/* Google Analytics */

Friday, September 5, 2008

I’ve got a lovely ton of coconuts

In February, Richard Branson and Virgin Atlantic flew a 747 from London to Amsterdam using (some) biofuel. The effort was also publicized by partners Imperium Renewables (the fuel supplier) Boeing, while GE Aviation did not. One of the four plane engines was running a blend of 20% biofuel and 80% jet fuel. The renewable fuel came from coconut and babassu oil.

This is an obvious PR effort for airlines and aircraft makers to keep air travel relevant and politically favored. (Virgin Atlantic has a whole website section on sustainability). Planes will be burning hydrocarbons and spewing CO2 for decades to come, so the aircraft sector needs to come up with a way to help its image even if there’s not a lot they can do about the substance.

At the time, Wired was appropriately skeptical about the effort, with a balance of praise and criticism of Sir Richard’s stunt.

This morning, the NY Daily News reported some tidbits about the flight from an apperance by Sir Richard in NYC:
Branson, on hand at JFK yesterday [told] us that "the best way to reduce your carbon footprint is not to fly at all. But that's not realistic. You can't walk to England."

So what's the next best thing? "Fly Virgin," Branson laughed. "One hundred percent of all profits from all our airlines are reinvested into finding a cleaner fuel solution. We had an experimental 747 that ran on coconut oil ... but it took 150,000 coconuts for one flight. So now we're looking at developing fuel from algae. If you fly Virgin, you'll support this cause."
This suggested a simple back of the envelope calculation. Crude Google search suggested that the average weight of a coconut is 300-500g. So 150,000 coconuts is 45-75 metric tonnes, or about 100-165,000 pounds worth.

Let’s assume best case — 300g coconuts, negligible babbassu oil. Biofuel was only 5% (20% x 25%) of the fuel used on the flight, so pure biofuel would require 2 million pounds of coconuts for this flight.

The flight was 231 miles (or 370 km), while the average fight distance is probably closer to 1000 miles. Since fuel consumption is more proportionate to hours rather than miles, I’m guessing the flight was about half as long as normal, but a 747-400 holds more than twice as many passengers (416) as an average plane.

In 2007, there were 29 million flight departures last year. So if we assumed the world’s airlines together need 10 million times as much fuel as the Virgin flight used, that’s 2 trillion pounds (1 billon tons) of coconuts a year.

How big is that? To quote from an Indian website:
The world production of coconut currently is around 55 million tons, Indonesia having the highest production figures accounting up to around 30% in world figures. The nut is cultivated on around 26 million acres of land throughout the world in more than 90 countries of the world. The production of coconuts has increased significantly during the last decade with the increase in the world demand. The world consumption figure in context of coconut oil is around 3.8 million tons.

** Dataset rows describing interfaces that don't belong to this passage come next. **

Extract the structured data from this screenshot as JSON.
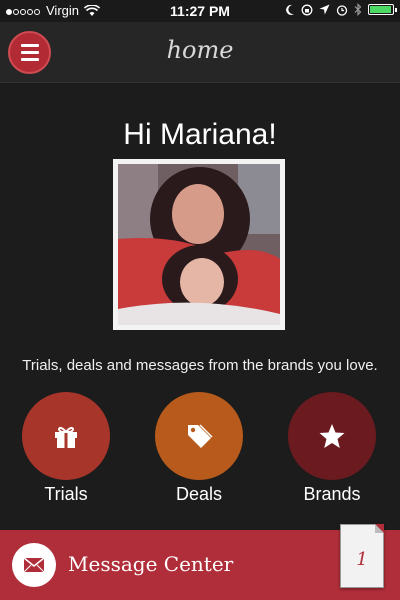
{
  "status_bar": {
    "carrier": "Virgin",
    "time": "11:27 PM",
    "signal_bars": 1,
    "battery_level": 0.95,
    "icons": [
      "wifi-icon",
      "moon-icon",
      "orientation-lock-icon",
      "location-icon",
      "alarm-icon",
      "bluetooth-icon",
      "battery-icon"
    ]
  },
  "nav": {
    "title": "home",
    "menu_icon": "hamburger-icon"
  },
  "greeting": "Hi Mariana!",
  "tagline": "Trials, deals and messages from the brands you love.",
  "categories": [
    {
      "label": "Trials",
      "icon": "gift-icon",
      "color": "#a8352a"
    },
    {
      "label": "Deals",
      "icon": "tag-icon",
      "color": "#b75a1c"
    },
    {
      "label": "Brands",
      "icon": "star-icon",
      "color": "#6b1a1f"
    }
  ],
  "message_center": {
    "label": "Message Center",
    "unread_count": "1",
    "icon": "envelope-icon",
    "color": "#b02e39"
  }
}
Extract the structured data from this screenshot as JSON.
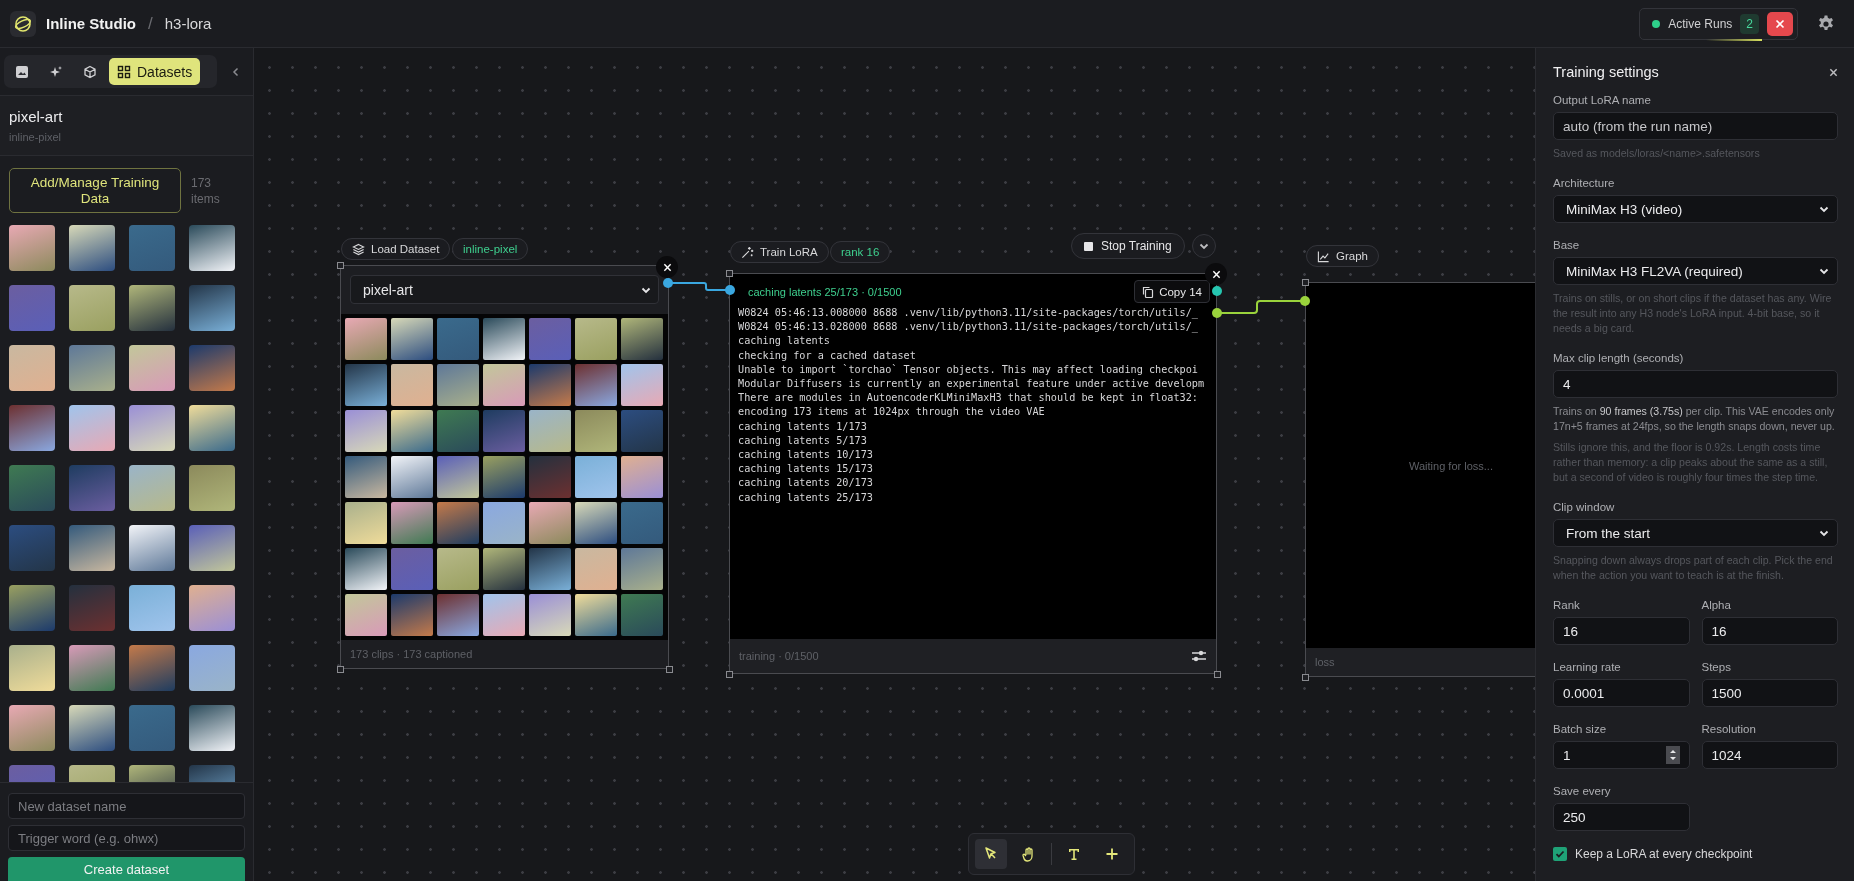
{
  "header": {
    "app_name": "Inline Studio",
    "separator": "/",
    "project": "h3-lora",
    "active_runs": {
      "label": "Active Runs",
      "count": "2"
    }
  },
  "sidebar": {
    "tabs": [
      {
        "kind": "image",
        "selected": false
      },
      {
        "kind": "sparkle",
        "selected": false
      },
      {
        "kind": "cube",
        "selected": false
      },
      {
        "kind": "grid",
        "label": "Datasets",
        "selected": true
      }
    ],
    "dataset": {
      "name": "pixel-art",
      "slug": "inline-pixel"
    },
    "manage_button": "Add/Manage Training Data",
    "item_count": "173 items",
    "new_name": {
      "placeholder": "New dataset name"
    },
    "trigger_word": {
      "placeholder": "Trigger word (e.g. ohwx)"
    },
    "create_button": "Create dataset"
  },
  "canvas": {
    "load_dataset": {
      "title": "Load Dataset",
      "tag": "inline-pixel",
      "select": "pixel-art",
      "footer": "173 clips · 173 captioned"
    },
    "train_lora": {
      "title": "Train LoRA",
      "tag": "rank 16",
      "stop_button": "Stop Training",
      "status": "caching latents 25/173 · 0/1500",
      "copy_button": "Copy 14",
      "log": [
        "W0824 05:46:13.008000 8688 .venv/lib/python3.11/site-packages/torch/utils/_",
        "W0824 05:46:13.028000 8688 .venv/lib/python3.11/site-packages/torch/utils/_",
        "caching latents",
        "checking for a cached dataset",
        "Unable to import `torchao` Tensor objects. This may affect loading checkpoi",
        "Modular Diffusers is currently an experimental feature under active developm",
        "There are modules in AutoencoderKLMiniMaxH3 that should be kept in float32:",
        "encoding 173 items at 1024px through the video VAE",
        "caching latents 1/173",
        "caching latents 5/173",
        "caching latents 10/173",
        "caching latents 15/173",
        "caching latents 20/173",
        "caching latents 25/173"
      ],
      "footer": "training · 0/1500"
    },
    "graph": {
      "title": "Graph",
      "placeholder": "Waiting for loss...",
      "footer": "loss"
    },
    "toolbar": [
      {
        "kind": "pointer",
        "selected": true
      },
      {
        "kind": "hand",
        "selected": false
      },
      {
        "kind": "text",
        "selected": false
      },
      {
        "kind": "plus",
        "selected": false
      }
    ]
  },
  "settings": {
    "title": "Training settings",
    "fields": [
      {
        "kind": "text",
        "label": "Output LoRA name",
        "placeholder": "auto (from the run name)",
        "help": [
          {
            "text": "Saved as models/loras/<name>.safetensors",
            "dim": true
          }
        ]
      },
      {
        "kind": "select",
        "label": "Architecture",
        "value": "MiniMax H3 (video)"
      },
      {
        "kind": "select",
        "label": "Base",
        "value": "MiniMax H3 FL2VA (required)",
        "help": [
          {
            "text": "Trains on stills, or on short clips if the dataset has any. Wire the result into any H3 node's LoRA input. 4-bit base, so it needs a big card.",
            "dim": true
          }
        ]
      },
      {
        "kind": "text",
        "label": "Max clip length (seconds)",
        "value": "4",
        "help": [
          {
            "text": "Trains on **90 frames (3.75s)** per clip. This VAE encodes only 17n+5 frames at 24fps, so the length snaps down, never up.",
            "dim": false
          },
          {
            "text": "Stills ignore this, and the floor is 0.92s. Length costs time rather than memory: a clip peaks about the same as a still, but a second of video is roughly four times the step time.",
            "dim": true
          }
        ]
      },
      {
        "kind": "select",
        "label": "Clip window",
        "value": "From the start",
        "help": [
          {
            "text": "Snapping down always drops part of each clip. Pick the end when the action you want to teach is at the finish.",
            "dim": true
          }
        ]
      }
    ],
    "grid_fields": [
      {
        "kind": "text",
        "label": "Rank",
        "value": "16"
      },
      {
        "kind": "text",
        "label": "Alpha",
        "value": "16"
      },
      {
        "kind": "text",
        "label": "Learning rate",
        "value": "0.0001"
      },
      {
        "kind": "text",
        "label": "Steps",
        "value": "1500"
      },
      {
        "kind": "number",
        "label": "Batch size",
        "value": "1"
      },
      {
        "kind": "text",
        "label": "Resolution",
        "value": "1024"
      },
      {
        "kind": "text",
        "label": "Save every",
        "value": "250"
      }
    ],
    "checkbox": {
      "label": "Keep a LoRA at every checkpoint",
      "checked": true
    }
  }
}
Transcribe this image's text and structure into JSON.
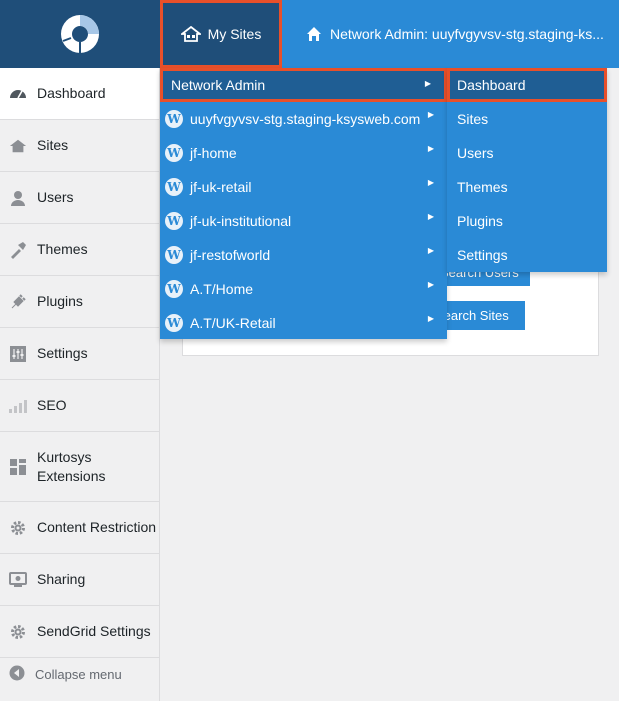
{
  "adminbar": {
    "logo_icon": "multisite-logo-icon",
    "my_sites_label": "My Sites",
    "network_admin_label": "Network Admin: uuyfvgyvsv-stg.staging-ks..."
  },
  "sidebar": {
    "items": [
      {
        "label": "Dashboard",
        "icon": "dashboard-icon"
      },
      {
        "label": "Sites",
        "icon": "sites-icon"
      },
      {
        "label": "Users",
        "icon": "users-icon"
      },
      {
        "label": "Themes",
        "icon": "themes-icon"
      },
      {
        "label": "Plugins",
        "icon": "plugins-icon"
      },
      {
        "label": "Settings",
        "icon": "settings-icon"
      },
      {
        "label": "SEO",
        "icon": "seo-icon"
      },
      {
        "label": "Kurtosys Extensions",
        "icon": "extensions-icon"
      },
      {
        "label": "Content Restriction",
        "icon": "gear-icon"
      },
      {
        "label": "Sharing",
        "icon": "sharing-icon"
      },
      {
        "label": "SendGrid Settings",
        "icon": "gear-icon"
      }
    ],
    "collapse_label": "Collapse menu"
  },
  "main": {
    "search_users_label": "Search Users",
    "search_sites_label": "Search Sites"
  },
  "flyout": {
    "header": "Network Admin",
    "sites": [
      "uuyfvgyvsv-stg.staging-ksysweb.com",
      "jf-home",
      "jf-uk-retail",
      "jf-uk-institutional",
      "jf-restofworld",
      "A.T/Home",
      "A.T/UK-Retail"
    ]
  },
  "submenu": {
    "items": [
      "Dashboard",
      "Sites",
      "Users",
      "Themes",
      "Plugins",
      "Settings"
    ]
  },
  "colors": {
    "bar_blue": "#2a8ad6",
    "dark_blue": "#1f4e79",
    "highlight": "#e8502a"
  }
}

World trade in coconut complex is limited as most of the produce is consumed at the place of its production. The countries that have demand supply mismatch usually indulge in the trade of the fruit. The exports of coconuts fluctuates depending upon these factors and hovers around 1800000 tons per year.
[Mounds bar]So converting the global supply of coconut would supply only 5% of the world’s jet fuel needs, leaving nothing for Mounds bars and coconut milk.

Of course there is a broader question as to the economics (let alone energy budget) of the crops-to-fuel biofuel effort. But it’s a shame that people are not doing the simple math to see how little an impact some of these initiatives would actually have on global energy consumption.

No comments: